What R1 will do is to start sending hello packets on the 10.0.1 interface. Why? Because it wants to find friends to exchange routes.
- Identify which network(s) to advertise.
So, when I type
network 10.0.1.2, R1 will form a neighbor relationship with R2 and will simultaneously tell other routers about the 10.0.1 network. That’s how R3 will get to know about R2; R1 will advertise it.
Now, if you have understood everything so far you would notice that the last command is not going to change anything between R1 and R2 since the network command will just advertise the network 10.0.1 to R2 and R2 already knows about it. So what do we have to type?
So now R1 advertises the 10.0.0 and the 10.0.1 network to both R2 and R3. I hope it starts to make sense now. The command is incomplete, though. It still needs some arguments to let the router know what it should advertise. The full command is this. Don’t freak out, I will explain it to you argument by argument.
You see that “0.0.0.255”? This is called the wild card bits. It’s looking wild, right? Think of the wild card bits as identifiers.It’s a way of showing what the router should really care about. First of all, wild card bits are completely opposite of the subnet mask. Let’s have a loot at this example.
No comments about my drawing skills, please. If you know any better way to do this, don’t embarrass me, just keep it to yourself.
Anyway, do you see those arrows pointing from the
0s to the IP octets? Think of these as someone is yelling “look at that!”. This “look at that” happens 3 times since there are 3
0s. In other words, those
0s tell the router which octets to pay attention to. Thus, the 192.168.1 part. Meaning, the router will advertise the 192.168.1 network and not the just the IP. Isn’t that much more convenient and more generic? Who would want to advertise the whole IP. The .255 part is saying, “don’t look at that, it’s pointless.”
So this is telling the router to turn on OSPF on interfaces that start with 192.168.1. The .255 means, “I don’t care what is in that last octet”.
When I type this command, the router is going to look at its interfaces for 192.168.1. Once it finds it, it’s going to turn OSPF on. That’s how the wild card mask works. But what if I want to turn OSPF on on both R1’s interfaces or on every single interface of R1 for the future as well. Think of it. What would the wild card mask be? I’ll leave that to you.
You may be thinking that’s easy to do, but at the same it’s not secure. Why? Well, imagine sending hello packets on every single interface. What if there was a malicious user in a specific network doing some MiTM magic? You would be screwed. The least dangerous scenario would be that a user is messing up your routing table by acting as an OSPF router. Yes, that’s possible and you definitely don’t want that.
The last part of this command is the
area 0 argument. As mentioned before, we are going to focus on Area 0 for now. Remember, in order for routers to communicate, their areas must match.
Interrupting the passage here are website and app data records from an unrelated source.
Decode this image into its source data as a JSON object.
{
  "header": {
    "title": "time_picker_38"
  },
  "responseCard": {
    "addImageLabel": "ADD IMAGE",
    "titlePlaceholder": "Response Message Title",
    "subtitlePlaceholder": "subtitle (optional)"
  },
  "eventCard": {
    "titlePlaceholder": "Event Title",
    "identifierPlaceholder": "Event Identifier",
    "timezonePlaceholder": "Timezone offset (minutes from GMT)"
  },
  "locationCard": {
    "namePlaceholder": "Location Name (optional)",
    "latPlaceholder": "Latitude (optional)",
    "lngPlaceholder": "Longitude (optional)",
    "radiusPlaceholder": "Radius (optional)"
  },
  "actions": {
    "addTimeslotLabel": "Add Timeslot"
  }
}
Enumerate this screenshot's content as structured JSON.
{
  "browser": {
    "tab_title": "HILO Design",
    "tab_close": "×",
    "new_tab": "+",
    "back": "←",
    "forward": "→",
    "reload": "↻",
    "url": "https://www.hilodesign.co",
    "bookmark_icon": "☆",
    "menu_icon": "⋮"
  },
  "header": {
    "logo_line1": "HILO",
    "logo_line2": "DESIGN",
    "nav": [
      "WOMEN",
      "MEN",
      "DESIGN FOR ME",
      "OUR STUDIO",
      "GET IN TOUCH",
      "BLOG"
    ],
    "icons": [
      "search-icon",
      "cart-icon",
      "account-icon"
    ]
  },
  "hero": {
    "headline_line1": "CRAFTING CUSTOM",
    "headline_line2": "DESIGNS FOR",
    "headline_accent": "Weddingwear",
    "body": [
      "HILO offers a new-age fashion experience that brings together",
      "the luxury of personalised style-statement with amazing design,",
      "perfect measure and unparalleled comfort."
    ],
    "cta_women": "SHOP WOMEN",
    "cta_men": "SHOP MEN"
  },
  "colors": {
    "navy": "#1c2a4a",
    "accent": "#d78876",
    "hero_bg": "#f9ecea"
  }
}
Here is the result of the previous command, and I do it again for the 10.0.0 network so R1 can advertise it to R2.
I think you can understand what just happened. All we have to do now is to turn on OSPF for R2 as well so the routers can start exchanging routes with R1, such as the 10.0.0 network.
Both R2 and R1 have officially turned OSPF on and they just exchanged routes. How do I know that? I will prove it to you. Remember before when I tried pinging R3 from R2 but we weren’t getting any response back. Well, check out this command first:
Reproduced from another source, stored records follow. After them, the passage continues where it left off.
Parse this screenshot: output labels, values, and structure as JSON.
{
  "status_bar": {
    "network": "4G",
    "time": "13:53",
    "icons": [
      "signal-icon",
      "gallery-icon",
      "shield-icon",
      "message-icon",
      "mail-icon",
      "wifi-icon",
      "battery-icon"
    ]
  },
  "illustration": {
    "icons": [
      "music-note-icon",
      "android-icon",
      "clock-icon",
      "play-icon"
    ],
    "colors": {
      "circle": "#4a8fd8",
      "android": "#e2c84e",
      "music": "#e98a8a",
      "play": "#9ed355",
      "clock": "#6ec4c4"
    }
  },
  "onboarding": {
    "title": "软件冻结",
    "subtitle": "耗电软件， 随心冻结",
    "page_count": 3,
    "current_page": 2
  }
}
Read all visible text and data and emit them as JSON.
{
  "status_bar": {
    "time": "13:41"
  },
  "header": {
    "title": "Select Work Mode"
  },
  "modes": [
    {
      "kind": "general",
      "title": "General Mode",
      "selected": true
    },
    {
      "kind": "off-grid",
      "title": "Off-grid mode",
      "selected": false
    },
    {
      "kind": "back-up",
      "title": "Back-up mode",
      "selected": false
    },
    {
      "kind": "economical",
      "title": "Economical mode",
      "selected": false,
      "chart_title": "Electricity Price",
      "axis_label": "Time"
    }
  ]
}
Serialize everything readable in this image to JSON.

Look at that! The “show ip route” command will show us all the routes R2 knows and as you can tell, it finally knows about the 10.0.0. OSPF did its magic! The “[110/20]” part is the administrative distance and the metric/cost respectively. Let’s not get into those for now, but there is a formula in order to calculate those, which you can Google it if you want to. The time has come to ping R3 from R2 and see it happening.
That was probably one of my longest posts and the toughest to explain. I know that it might be kinda boring, but hopefully you gained some knowledge from this article. OSPF is hard to grasp at first, so give it time. If you are reading this sentence, you are a true champ. I hope this article has been informative and I thank you for taking the time to read it. Feel free to ask any questions.